▸ **Goal of the exercise**:
Extract all data as written.

[Data extract Boundary: Start]

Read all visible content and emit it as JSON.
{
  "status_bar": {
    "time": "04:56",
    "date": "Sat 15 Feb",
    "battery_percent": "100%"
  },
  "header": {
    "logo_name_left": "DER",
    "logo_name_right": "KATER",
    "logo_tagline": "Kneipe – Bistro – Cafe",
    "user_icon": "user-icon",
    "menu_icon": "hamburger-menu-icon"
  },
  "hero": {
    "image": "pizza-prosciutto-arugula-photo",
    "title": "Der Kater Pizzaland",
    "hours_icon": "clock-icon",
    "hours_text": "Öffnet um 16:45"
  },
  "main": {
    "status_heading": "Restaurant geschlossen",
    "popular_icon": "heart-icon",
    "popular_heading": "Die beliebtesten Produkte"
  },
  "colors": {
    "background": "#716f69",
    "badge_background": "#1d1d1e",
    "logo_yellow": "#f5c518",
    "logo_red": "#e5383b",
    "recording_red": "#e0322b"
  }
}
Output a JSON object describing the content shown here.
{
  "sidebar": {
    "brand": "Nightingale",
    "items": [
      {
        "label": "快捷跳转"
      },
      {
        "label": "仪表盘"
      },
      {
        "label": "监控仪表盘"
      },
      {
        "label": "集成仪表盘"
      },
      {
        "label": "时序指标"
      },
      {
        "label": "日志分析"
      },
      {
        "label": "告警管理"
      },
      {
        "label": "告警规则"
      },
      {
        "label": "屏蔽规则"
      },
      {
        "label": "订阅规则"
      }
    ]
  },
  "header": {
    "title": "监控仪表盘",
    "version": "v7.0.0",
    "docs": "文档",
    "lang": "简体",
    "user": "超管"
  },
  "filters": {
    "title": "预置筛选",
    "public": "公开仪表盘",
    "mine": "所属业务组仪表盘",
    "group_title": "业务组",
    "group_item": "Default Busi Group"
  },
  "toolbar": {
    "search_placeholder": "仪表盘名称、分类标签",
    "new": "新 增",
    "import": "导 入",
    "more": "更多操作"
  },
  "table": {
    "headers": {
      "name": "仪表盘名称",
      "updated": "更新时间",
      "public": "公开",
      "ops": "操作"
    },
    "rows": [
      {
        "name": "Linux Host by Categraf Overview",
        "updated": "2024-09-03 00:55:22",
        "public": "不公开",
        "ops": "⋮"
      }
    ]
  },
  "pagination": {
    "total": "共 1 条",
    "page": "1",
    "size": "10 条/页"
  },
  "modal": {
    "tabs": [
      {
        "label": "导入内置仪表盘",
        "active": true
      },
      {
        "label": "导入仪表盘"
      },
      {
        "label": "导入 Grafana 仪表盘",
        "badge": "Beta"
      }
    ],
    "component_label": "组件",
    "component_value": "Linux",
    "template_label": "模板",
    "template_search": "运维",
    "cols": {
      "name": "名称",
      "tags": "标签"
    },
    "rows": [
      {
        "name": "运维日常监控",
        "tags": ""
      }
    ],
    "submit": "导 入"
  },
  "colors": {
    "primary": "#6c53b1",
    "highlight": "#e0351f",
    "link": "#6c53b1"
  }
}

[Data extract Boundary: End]

▸ **Task output**:
Read all visible content and emit it as JSON.
{
  "status_bar": {
    "time": "04:56",
    "date": "Sat 15 Feb",
    "battery_percent": "100%"
  },
  "header": {
    "logo_name_left": "DER",
    "logo_name_right": "KATER",
    "logo_tagline": "Kneipe – Bistro – Cafe",
    "user_icon": "user-icon",
    "menu_icon": "hamburger-menu-icon"
  },
  "hero": {
    "image": "pizza-prosciutto-arugula-photo",
    "title": "Der Kater Pizzaland",
    "hours_icon": "clock-icon",
    "hours_text": "Öffnet um 16:45"
  },
  "main": {
    "status_heading": "Restaurant geschlossen",
    "popular_icon": "heart-icon",
    "popular_heading": "Die beliebtesten Produkte"
  },
  "colors": {
    "background": "#716f69",
    "badge_background": "#1d1d1e",
    "logo_yellow": "#f5c518",
    "logo_red": "#e5383b",
    "recording_red": "#e0322b"
  }
}
Output a JSON object describing the content shown here.
{
  "sidebar": {
    "brand": "Nightingale",
    "items": [
      {
        "label": "快捷跳转"
      },
      {
        "label": "仪表盘"
      },
      {
        "label": "监控仪表盘"
      },
      {
        "label": "集成仪表盘"
      },
      {
        "label": "时序指标"
      },
      {
        "label": "日志分析"
      },
      {
        "label": "告警管理"
      },
      {
        "label": "告警规则"
      },
      {
        "label": "屏蔽规则"
      },
      {
        "label": "订阅规则"
      }
    ]
  },
  "header": {
    "title": "监控仪表盘",
    "version": "v7.0.0",
    "docs": "文档",
    "lang": "简体",
    "user": "超管"
  },
  "filters": {
    "title": "预置筛选",
    "public": "公开仪表盘",
    "mine": "所属业务组仪表盘",
    "group_title": "业务组",
    "group_item": "Default Busi Group"
  },
  "toolbar": {
    "search_placeholder": "仪表盘名称、分类标签",
    "new": "新 增",
    "import": "导 入",
    "more": "更多操作"
  },
  "table": {
    "headers": {
      "name": "仪表盘名称",
      "updated": "更新时间",
      "public": "公开",
      "ops": "操作"
    },
    "rows": [
      {
        "name": "Linux Host by Categraf Overview",
        "updated": "2024-09-03 00:55:22",
        "public": "不公开",
        "ops": "⋮"
      }
    ]
  },
  "pagination": {
    "total": "共 1 条",
    "page": "1",
    "size": "10 条/页"
  },
  "modal": {
    "tabs": [
      {
        "label": "导入内置仪表盘",
        "active": true
      },
      {
        "label": "导入仪表盘"
      },
      {
        "label": "导入 Grafana 仪表盘",
        "badge": "Beta"
      }
    ],
    "component_label": "组件",
    "component_value": "Linux",
    "template_label": "模板",
    "template_search": "运维",
    "cols": {
      "name": "名称",
      "tags": "标签"
    },
    "rows": [
      {
        "name": "运维日常监控",
        "tags": ""
      }
    ],
    "submit": "导 入"
  },
  "colors": {
    "primary": "#6c53b1",
    "highlight": "#e0351f",
    "link": "#6c53b1"
  }
}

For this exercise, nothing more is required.